*Task description*: Character for character, give back every line below.

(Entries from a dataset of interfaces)
=-=-=-=-=

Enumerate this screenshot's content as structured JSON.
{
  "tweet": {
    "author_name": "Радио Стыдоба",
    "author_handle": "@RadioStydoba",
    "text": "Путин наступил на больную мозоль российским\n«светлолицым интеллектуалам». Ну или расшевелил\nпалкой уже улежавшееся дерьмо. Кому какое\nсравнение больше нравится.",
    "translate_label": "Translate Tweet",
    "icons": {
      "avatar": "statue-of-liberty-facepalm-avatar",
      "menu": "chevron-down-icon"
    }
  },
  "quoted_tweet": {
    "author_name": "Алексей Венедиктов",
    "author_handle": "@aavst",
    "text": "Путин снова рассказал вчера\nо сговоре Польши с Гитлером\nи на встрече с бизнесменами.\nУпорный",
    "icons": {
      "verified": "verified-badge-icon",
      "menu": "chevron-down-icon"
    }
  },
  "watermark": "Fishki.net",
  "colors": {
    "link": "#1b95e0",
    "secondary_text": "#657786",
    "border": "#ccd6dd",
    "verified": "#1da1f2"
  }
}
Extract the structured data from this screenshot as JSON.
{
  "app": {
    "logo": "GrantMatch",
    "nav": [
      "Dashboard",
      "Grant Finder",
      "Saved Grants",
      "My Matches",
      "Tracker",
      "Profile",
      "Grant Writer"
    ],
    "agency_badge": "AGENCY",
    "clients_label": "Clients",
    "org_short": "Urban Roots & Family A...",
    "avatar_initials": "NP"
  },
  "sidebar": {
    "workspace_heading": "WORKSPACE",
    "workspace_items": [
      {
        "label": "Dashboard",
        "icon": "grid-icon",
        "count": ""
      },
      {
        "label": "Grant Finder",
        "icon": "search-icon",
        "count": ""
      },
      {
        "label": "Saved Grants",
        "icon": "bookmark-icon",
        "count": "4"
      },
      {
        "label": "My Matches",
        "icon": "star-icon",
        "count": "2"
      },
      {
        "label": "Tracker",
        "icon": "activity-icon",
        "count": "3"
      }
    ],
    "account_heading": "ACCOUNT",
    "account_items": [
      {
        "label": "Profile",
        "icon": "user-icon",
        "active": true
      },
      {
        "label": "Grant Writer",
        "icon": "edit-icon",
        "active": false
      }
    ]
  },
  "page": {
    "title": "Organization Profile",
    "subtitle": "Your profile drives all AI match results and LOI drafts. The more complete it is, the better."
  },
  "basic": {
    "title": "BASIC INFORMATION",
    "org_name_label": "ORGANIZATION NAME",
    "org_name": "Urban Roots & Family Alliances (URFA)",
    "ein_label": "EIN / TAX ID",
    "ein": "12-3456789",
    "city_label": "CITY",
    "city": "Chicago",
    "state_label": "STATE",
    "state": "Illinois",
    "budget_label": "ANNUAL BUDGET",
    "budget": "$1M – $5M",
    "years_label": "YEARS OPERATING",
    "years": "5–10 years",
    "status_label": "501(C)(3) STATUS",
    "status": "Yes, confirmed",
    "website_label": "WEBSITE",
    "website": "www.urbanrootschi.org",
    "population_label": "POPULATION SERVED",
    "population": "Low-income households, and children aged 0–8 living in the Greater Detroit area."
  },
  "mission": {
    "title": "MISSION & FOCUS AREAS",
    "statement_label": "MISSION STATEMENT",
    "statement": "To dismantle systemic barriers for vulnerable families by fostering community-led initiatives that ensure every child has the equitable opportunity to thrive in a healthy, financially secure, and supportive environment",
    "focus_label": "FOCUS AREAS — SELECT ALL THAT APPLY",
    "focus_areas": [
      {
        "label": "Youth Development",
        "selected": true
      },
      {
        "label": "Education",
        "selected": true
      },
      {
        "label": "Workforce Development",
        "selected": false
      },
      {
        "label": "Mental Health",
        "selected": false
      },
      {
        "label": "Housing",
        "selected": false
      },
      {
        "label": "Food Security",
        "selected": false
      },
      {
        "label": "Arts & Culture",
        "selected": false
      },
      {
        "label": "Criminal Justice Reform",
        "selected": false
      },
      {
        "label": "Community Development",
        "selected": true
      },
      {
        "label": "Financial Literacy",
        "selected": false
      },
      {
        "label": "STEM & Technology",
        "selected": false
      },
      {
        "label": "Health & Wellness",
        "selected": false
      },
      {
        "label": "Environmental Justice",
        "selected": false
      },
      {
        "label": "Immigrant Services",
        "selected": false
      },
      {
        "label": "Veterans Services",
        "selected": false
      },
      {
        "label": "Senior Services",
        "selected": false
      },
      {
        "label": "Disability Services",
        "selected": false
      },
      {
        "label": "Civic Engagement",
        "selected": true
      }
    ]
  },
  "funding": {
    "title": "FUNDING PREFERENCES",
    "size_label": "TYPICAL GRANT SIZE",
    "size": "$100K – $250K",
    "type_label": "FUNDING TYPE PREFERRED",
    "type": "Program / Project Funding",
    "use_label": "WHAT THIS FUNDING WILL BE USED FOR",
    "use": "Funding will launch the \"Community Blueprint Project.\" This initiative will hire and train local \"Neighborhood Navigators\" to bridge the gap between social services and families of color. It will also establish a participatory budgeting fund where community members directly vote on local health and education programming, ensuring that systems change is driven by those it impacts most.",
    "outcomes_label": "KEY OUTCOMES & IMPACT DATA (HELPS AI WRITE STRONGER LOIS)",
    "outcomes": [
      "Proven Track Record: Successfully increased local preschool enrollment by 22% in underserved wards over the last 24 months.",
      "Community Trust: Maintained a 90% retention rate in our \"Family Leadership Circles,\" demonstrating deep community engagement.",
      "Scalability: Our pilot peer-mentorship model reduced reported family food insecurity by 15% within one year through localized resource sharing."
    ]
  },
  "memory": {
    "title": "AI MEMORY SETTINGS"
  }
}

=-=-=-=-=

*Exercise response*:
Enumerate this screenshot's content as structured JSON.
{
  "tweet": {
    "author_name": "Радио Стыдоба",
    "author_handle": "@RadioStydoba",
    "text": "Путин наступил на больную мозоль российским\n«светлолицым интеллектуалам». Ну или расшевелил\nпалкой уже улежавшееся дерьмо. Кому какое\nсравнение больше нравится.",
    "translate_label": "Translate Tweet",
    "icons": {
      "avatar": "statue-of-liberty-facepalm-avatar",
      "menu": "chevron-down-icon"
    }
  },
  "quoted_tweet": {
    "author_name": "Алексей Венедиктов",
    "author_handle": "@aavst",
    "text": "Путин снова рассказал вчера\nо сговоре Польши с Гитлером\nи на встрече с бизнесменами.\nУпорный",
    "icons": {
      "verified": "verified-badge-icon",
      "menu": "chevron-down-icon"
    }
  },
  "watermark": "Fishki.net",
  "colors": {
    "link": "#1b95e0",
    "secondary_text": "#657786",
    "border": "#ccd6dd",
    "verified": "#1da1f2"
  }
}
Extract the structured data from this screenshot as JSON.
{
  "app": {
    "logo": "GrantMatch",
    "nav": [
      "Dashboard",
      "Grant Finder",
      "Saved Grants",
      "My Matches",
      "Tracker",
      "Profile",
      "Grant Writer"
    ],
    "agency_badge": "AGENCY",
    "clients_label": "Clients",
    "org_short": "Urban Roots & Family A...",
    "avatar_initials": "NP"
  },
  "sidebar": {
    "workspace_heading": "WORKSPACE",
    "workspace_items": [
      {
        "label": "Dashboard",
        "icon": "grid-icon",
        "count": ""
      },
      {
        "label": "Grant Finder",
        "icon": "search-icon",
        "count": ""
      },
      {
        "label": "Saved Grants",
        "icon": "bookmark-icon",
        "count": "4"
      },
      {
        "label": "My Matches",
        "icon": "star-icon",
        "count": "2"
      },
      {
        "label": "Tracker",
        "icon": "activity-icon",
        "count": "3"
      }
    ],
    "account_heading": "ACCOUNT",
    "account_items": [
      {
        "label": "Profile",
        "icon": "user-icon",
        "active": true
      },
      {
        "label": "Grant Writer",
        "icon": "edit-icon",
        "active": false
      }
    ]
  },
  "page": {
    "title": "Organization Profile",
    "subtitle": "Your profile drives all AI match results and LOI drafts. The more complete it is, the better."
  },
  "basic": {
    "title": "BASIC INFORMATION",
    "org_name_label": "ORGANIZATION NAME",
    "org_name": "Urban Roots & Family Alliances (URFA)",
    "ein_label": "EIN / TAX ID",
    "ein": "12-3456789",
    "city_label": "CITY",
    "city": "Chicago",
    "state_label": "STATE",
    "state": "Illinois",
    "budget_label": "ANNUAL BUDGET",
    "budget": "$1M – $5M",
    "years_label": "YEARS OPERATING",
    "years": "5–10 years",
    "status_label": "501(C)(3) STATUS",
    "status": "Yes, confirmed",
    "website_label": "WEBSITE",
    "website": "www.urbanrootschi.org",
    "population_label": "POPULATION SERVED",
    "population": "Low-income households, and children aged 0–8 living in the Greater Detroit area."
  },
  "mission": {
    "title": "MISSION & FOCUS AREAS",
    "statement_label": "MISSION STATEMENT",
    "statement": "To dismantle systemic barriers for vulnerable families by fostering community-led initiatives that ensure every child has the equitable opportunity to thrive in a healthy, financially secure, and supportive environment",
    "focus_label": "FOCUS AREAS — SELECT ALL THAT APPLY",
    "focus_areas": [
      {
        "label": "Youth Development",
        "selected": true
      },
      {
        "label": "Education",
        "selected": true
      },
      {
        "label": "Workforce Development",
        "selected": false
      },
      {
        "label": "Mental Health",
        "selected": false
      },
      {
        "label": "Housing",
        "selected": false
      },
      {
        "label": "Food Security",
        "selected": false
      },
      {
        "label": "Arts & Culture",
        "selected": false
      },
      {
        "label": "Criminal Justice Reform",
        "selected": false
      },
      {
        "label": "Community Development",
        "selected": true
      },
      {
        "label": "Financial Literacy",
        "selected": false
      },
      {
        "label": "STEM & Technology",
        "selected": false
      },
      {
        "label": "Health & Wellness",
        "selected": false
      },
      {
        "label": "Environmental Justice",
        "selected": false
      },
      {
        "label": "Immigrant Services",
        "selected": false
      },
      {
        "label": "Veterans Services",
        "selected": false
      },
      {
        "label": "Senior Services",
        "selected": false
      },
      {
        "label": "Disability Services",
        "selected": false
      },
      {
        "label": "Civic Engagement",
        "selected": true
      }
    ]
  },
  "funding": {
    "title": "FUNDING PREFERENCES",
    "size_label": "TYPICAL GRANT SIZE",
    "size": "$100K – $250K",
    "type_label": "FUNDING TYPE PREFERRED",
    "type": "Program / Project Funding",
    "use_label": "WHAT THIS FUNDING WILL BE USED FOR",
    "use": "Funding will launch the \"Community Blueprint Project.\" This initiative will hire and train local \"Neighborhood Navigators\" to bridge the gap between social services and families of color. It will also establish a participatory budgeting fund where community members directly vote on local health and education programming, ensuring that systems change is driven by those it impacts most.",
    "outcomes_label": "KEY OUTCOMES & IMPACT DATA (HELPS AI WRITE STRONGER LOIS)",
    "outcomes": [
      "Proven Track Record: Successfully increased local preschool enrollment by 22% in underserved wards over the last 24 months.",
      "Community Trust: Maintained a 90% retention rate in our \"Family Leadership Circles,\" demonstrating deep community engagement.",
      "Scalability: Our pilot peer-mentorship model reduced reported family food insecurity by 15% within one year through localized resource sharing."
    ]
  },
  "memory": {
    "title": "AI MEMORY SETTINGS"
  }
}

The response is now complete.